### Data records
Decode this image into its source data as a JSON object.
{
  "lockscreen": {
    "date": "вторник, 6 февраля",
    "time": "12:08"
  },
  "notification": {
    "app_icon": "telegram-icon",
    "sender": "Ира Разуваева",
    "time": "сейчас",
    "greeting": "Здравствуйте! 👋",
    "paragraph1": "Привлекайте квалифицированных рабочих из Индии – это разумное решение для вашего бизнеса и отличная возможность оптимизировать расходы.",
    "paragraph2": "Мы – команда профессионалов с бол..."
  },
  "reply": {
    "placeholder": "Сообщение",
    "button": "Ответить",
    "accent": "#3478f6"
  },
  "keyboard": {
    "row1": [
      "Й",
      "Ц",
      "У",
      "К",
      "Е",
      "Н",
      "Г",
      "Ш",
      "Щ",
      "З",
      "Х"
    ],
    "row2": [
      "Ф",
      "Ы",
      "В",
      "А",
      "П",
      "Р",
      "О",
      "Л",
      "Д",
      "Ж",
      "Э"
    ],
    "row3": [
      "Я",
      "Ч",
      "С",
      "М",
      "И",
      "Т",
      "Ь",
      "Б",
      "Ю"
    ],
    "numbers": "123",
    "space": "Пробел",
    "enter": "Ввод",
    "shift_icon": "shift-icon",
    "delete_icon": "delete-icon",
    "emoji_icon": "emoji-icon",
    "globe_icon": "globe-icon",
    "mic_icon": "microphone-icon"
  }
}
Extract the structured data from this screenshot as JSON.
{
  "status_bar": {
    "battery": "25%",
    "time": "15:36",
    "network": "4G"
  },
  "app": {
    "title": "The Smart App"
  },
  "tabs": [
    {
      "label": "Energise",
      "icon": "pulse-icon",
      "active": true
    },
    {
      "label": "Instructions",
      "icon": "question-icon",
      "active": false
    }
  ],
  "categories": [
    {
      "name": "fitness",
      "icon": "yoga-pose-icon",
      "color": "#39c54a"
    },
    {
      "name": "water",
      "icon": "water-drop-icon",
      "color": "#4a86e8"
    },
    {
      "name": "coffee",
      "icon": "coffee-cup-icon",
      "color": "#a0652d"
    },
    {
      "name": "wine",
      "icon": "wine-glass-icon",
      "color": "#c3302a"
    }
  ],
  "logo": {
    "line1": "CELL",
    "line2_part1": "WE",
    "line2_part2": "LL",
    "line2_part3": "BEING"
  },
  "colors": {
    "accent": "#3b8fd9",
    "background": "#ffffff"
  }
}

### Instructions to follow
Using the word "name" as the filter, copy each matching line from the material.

### Result
      "name": "fitness",
      "name": "water",
      "name": "coffee",
      "name": "wine",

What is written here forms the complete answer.